LA PLATA, Md. (May 9, 2010)—On Tuesday afternoon, May 4, the Charles County Commissioners voted unanimously to approve a one-time $20,000 grant to the Oyster Recovery Partnership (ORP). The one-time grant is provided through the Economic Development Departments escrow fund. The previous Economic Development Commission, which dissolved in 2005, maintained private funds which were transferred to the County and to be used solely for economic development purposes in Charles County.
During the Commissioners meeting Tuesday afternoon, the Oyster Recovery Partnership made a presentation to the Commissioners about oyster reseeding and restoration in Charles County. Oyster Recovery Partnership, a non-profit, has a 15 year history of successfully bringing together state and federal government agencies, scientists, watermen and conservation organizations towards the common goal of oyster restoration.
The goal of restoring oysters will aid in cleaning the Chesapeake Bay and its waters, preserve our cultural heritage and protect our economic future. Oysters are a keystone species for the Bay and are vital to its long-term recovery. Oysters are the Bays primary filtration system and provide a rich habitat for many other species, including blue crabs.
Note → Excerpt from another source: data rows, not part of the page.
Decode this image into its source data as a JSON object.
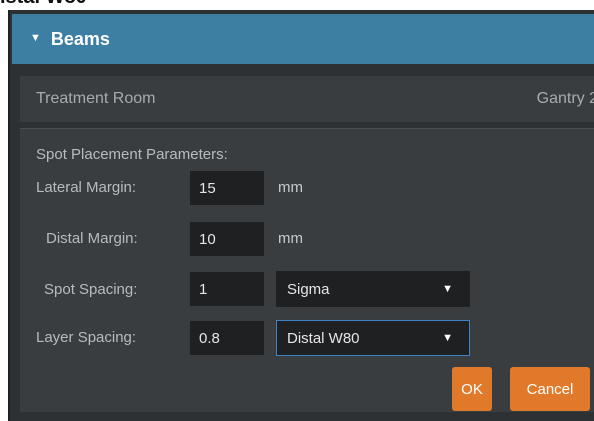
{
  "fragment": {
    "text": "istal W80"
  },
  "header": {
    "toggle_icon": "collapse-triangle-icon",
    "title": "Beams"
  },
  "room": {
    "label": "Treatment Room",
    "value": "Gantry 2"
  },
  "params": {
    "title": "Spot Placement Parameters:",
    "lateral_margin": {
      "label": "Lateral Margin:",
      "value": "15",
      "unit": "mm"
    },
    "distal_margin": {
      "label": "Distal Margin:",
      "value": "10",
      "unit": "mm"
    },
    "spot_spacing": {
      "label": "Spot Spacing:",
      "value": "1",
      "unit_selected": "Sigma"
    },
    "layer_spacing": {
      "label": "Layer Spacing:",
      "value": "0.8",
      "unit_selected": "Distal W80"
    }
  },
  "buttons": {
    "ok": "OK",
    "cancel": "Cancel"
  },
  "colors": {
    "header": "#3d7ea3",
    "accent": "#e07a2a",
    "focus": "#3d82c4"
  }
}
Oysters have been decimated by disease, siltation, poor water quality and historical overharvesting of a mismanaged fishery. Recovery and restoration efforts of oysters have been hampered by disease, sedimentation, low dissolved oxygen, low natural recruitment, juvenile production and harvest activity.
There are several steps involved with restoring an oyster reef, including:
Selecting rivers/oyster bars for restoration and planting
Conducting oyster bar surveys to locate areas of exposed shell/shell deposits on the river bottom
Construction a reef and preparing the oyster bar for seeding
Examining river bottom conditions prior to planting to identify best locations for oyster spat survival
Producing, transporting, and planting oyster spat (an oyster in the larval stage)
Monitoring post planting
During the process of oyster spat production, adult oysters (broodstock) collected by Maryland watermen are spawned at the UMCES Horn Point Laboratory oyster hatchery. The oyster larvae produced by these spawns are fed cultured algae and allowed to develop under controlled conditions until they are ready to setthe process whereby oyster larvae permanently attach themselves to a shell. The larvae are placed into specially constructed tanks at Horn Point Hatchery that have been filled by the Oyster Recovery Partnership with aged, cleaned oyster shells. The resulting shells with the newly created oyster spat (spat on shell) are loaded by ORP onto vessels for deployment and then planted.
At the current market rate of $.01 per spat, a contribution of $20K will purchase approximately 2 million spat on shell.
Source: Charles County Government